Purpose: Anti-tumor necrosis factor-alpha (anti-TNF) therapies are associated with severe mycobacterial infections in rheumatoid arthritis patients. We developed and validated electronic record search algorithms for these serious infections.
Methods: The study used electronic clinical, microbiologic, and pharmacy records from Kaiser Permanente Northern California (KPNC) and the Portland Veterans Affairs Medical Center (PVAMC). We identified suspect tuberculosis and nontuberculous mycobacteria (NTM) cases using inpatient and outpatient diagnostic codes, culture results, and anti-tuberculous medication dispensing. We manually reviewed records to validate our case-finding algorithms.
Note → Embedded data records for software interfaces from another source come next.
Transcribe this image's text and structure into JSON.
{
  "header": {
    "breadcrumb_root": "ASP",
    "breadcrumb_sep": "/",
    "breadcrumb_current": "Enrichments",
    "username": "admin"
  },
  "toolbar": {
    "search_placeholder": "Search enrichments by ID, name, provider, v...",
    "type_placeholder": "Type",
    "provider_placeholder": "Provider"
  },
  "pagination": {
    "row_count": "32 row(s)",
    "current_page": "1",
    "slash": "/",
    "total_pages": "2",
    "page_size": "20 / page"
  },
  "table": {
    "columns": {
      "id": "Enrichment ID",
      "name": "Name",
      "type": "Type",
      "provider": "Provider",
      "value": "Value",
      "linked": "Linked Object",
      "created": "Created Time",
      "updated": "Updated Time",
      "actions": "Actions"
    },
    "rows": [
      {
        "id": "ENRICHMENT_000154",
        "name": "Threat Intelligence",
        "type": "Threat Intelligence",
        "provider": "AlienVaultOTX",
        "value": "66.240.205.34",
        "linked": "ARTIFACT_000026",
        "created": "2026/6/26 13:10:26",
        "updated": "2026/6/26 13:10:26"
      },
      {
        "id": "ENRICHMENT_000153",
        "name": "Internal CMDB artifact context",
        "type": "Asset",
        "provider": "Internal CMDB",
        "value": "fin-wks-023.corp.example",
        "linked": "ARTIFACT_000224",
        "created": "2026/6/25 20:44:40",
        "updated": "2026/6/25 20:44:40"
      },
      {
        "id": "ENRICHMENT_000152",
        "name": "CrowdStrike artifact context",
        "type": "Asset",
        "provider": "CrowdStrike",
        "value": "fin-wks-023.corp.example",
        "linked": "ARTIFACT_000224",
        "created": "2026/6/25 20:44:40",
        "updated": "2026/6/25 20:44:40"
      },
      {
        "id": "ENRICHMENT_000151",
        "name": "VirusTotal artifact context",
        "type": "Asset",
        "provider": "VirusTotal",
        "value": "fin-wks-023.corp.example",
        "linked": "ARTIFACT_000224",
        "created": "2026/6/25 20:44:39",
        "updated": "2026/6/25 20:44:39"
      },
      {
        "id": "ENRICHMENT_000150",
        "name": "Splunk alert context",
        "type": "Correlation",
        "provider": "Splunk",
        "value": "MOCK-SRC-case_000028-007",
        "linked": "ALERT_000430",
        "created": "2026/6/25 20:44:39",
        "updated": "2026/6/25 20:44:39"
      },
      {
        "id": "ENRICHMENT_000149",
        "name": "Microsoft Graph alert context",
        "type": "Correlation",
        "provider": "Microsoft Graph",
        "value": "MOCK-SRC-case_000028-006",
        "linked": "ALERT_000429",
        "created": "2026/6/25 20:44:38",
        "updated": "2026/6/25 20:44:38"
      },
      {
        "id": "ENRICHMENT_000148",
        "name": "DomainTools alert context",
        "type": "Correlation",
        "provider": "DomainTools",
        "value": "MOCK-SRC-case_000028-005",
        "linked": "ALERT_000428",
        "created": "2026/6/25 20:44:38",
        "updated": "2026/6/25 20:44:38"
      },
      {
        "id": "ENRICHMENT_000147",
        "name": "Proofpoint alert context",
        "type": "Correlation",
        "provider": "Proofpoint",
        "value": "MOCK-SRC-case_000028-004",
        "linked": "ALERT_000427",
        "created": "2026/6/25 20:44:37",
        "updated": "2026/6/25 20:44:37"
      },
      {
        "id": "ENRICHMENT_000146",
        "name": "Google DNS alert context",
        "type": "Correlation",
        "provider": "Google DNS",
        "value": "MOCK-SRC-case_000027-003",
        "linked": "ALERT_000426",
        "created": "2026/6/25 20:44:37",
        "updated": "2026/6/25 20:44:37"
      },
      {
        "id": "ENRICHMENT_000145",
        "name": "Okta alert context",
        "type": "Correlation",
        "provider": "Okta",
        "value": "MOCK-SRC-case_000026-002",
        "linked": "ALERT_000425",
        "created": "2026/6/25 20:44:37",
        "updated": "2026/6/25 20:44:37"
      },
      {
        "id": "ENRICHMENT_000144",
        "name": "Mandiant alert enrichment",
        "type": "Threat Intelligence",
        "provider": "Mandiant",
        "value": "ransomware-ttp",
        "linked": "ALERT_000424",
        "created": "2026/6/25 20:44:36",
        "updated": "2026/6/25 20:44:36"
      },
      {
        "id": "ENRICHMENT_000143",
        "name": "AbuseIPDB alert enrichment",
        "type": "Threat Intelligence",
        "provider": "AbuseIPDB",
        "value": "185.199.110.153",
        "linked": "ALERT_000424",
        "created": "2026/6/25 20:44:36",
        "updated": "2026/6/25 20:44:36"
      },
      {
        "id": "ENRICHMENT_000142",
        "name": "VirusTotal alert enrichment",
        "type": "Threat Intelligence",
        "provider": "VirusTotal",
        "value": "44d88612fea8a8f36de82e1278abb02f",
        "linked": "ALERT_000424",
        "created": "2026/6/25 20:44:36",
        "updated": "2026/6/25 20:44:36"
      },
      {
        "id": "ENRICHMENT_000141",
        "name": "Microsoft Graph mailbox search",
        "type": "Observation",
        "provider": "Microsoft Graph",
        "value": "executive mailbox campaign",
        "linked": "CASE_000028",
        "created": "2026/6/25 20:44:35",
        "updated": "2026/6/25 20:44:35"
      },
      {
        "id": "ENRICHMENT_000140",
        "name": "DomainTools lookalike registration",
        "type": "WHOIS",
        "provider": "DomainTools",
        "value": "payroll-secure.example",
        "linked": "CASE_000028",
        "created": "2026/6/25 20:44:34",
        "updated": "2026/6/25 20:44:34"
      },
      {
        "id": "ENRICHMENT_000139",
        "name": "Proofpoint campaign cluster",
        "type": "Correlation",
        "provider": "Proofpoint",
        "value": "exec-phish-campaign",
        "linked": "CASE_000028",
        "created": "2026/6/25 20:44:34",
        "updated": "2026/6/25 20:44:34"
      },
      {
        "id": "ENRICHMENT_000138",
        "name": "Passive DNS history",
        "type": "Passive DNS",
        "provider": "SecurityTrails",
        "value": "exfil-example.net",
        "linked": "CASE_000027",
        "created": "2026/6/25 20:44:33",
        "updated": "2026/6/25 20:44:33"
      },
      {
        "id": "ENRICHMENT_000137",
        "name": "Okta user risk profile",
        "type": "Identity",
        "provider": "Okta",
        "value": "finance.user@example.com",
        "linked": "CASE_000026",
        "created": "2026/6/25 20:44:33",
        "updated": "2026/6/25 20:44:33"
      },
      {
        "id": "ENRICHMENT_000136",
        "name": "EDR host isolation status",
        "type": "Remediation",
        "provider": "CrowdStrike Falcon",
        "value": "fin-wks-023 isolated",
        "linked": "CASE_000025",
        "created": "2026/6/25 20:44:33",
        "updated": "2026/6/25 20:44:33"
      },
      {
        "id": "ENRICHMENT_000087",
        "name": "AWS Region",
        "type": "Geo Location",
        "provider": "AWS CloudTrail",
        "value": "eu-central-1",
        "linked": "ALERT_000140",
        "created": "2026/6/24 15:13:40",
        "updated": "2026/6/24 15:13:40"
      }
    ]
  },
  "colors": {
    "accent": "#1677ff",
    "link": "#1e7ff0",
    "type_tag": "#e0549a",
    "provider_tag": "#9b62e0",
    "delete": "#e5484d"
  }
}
Results: We identified 64 tuberculosis and 367 NTM potential cases, respectively. For tuberculosis, diagnostic code positive predictive value (PPV) was 54% at KPNC and 9% at PVAMC. Adding medication dispensings improved these to 87% and 46%, respectively. Positive tuberculosis cultures had a PPV of 100% with sensitivities of 79% (KPNC) and 55% (PVAMC). For NTM, the PPV of diagnostic codes was 91% (KPNC) and 76% (PVAMC). At KPNC, ≥ 1 positive NTM culture was sensitive (100%) and specific (PPV, 74%) if non-pathogenic species were excluded; at PVAMC, ≥1 positive NTM culture identified 76% of cases with PPV of 41%. Application of the American Thoracic Society NTM microbiology criteria yielded the highest PPV (100% KPNC, 78% PVAMC).
Conclusions: The sensitivity and predictive value of electronic microbiologic data for tuberculosis and NTM infections is generally high, but varies with different facilities or models of care. Unlike NTM, tuberculosis diagnostic codes have poor PPV, and in the absence of laboratory data, should be combined with anti-tuberculous therapy dispensings for pharmacoepidemiologic research.
Copyright © 2010 John Wiley & Sons, Ltd.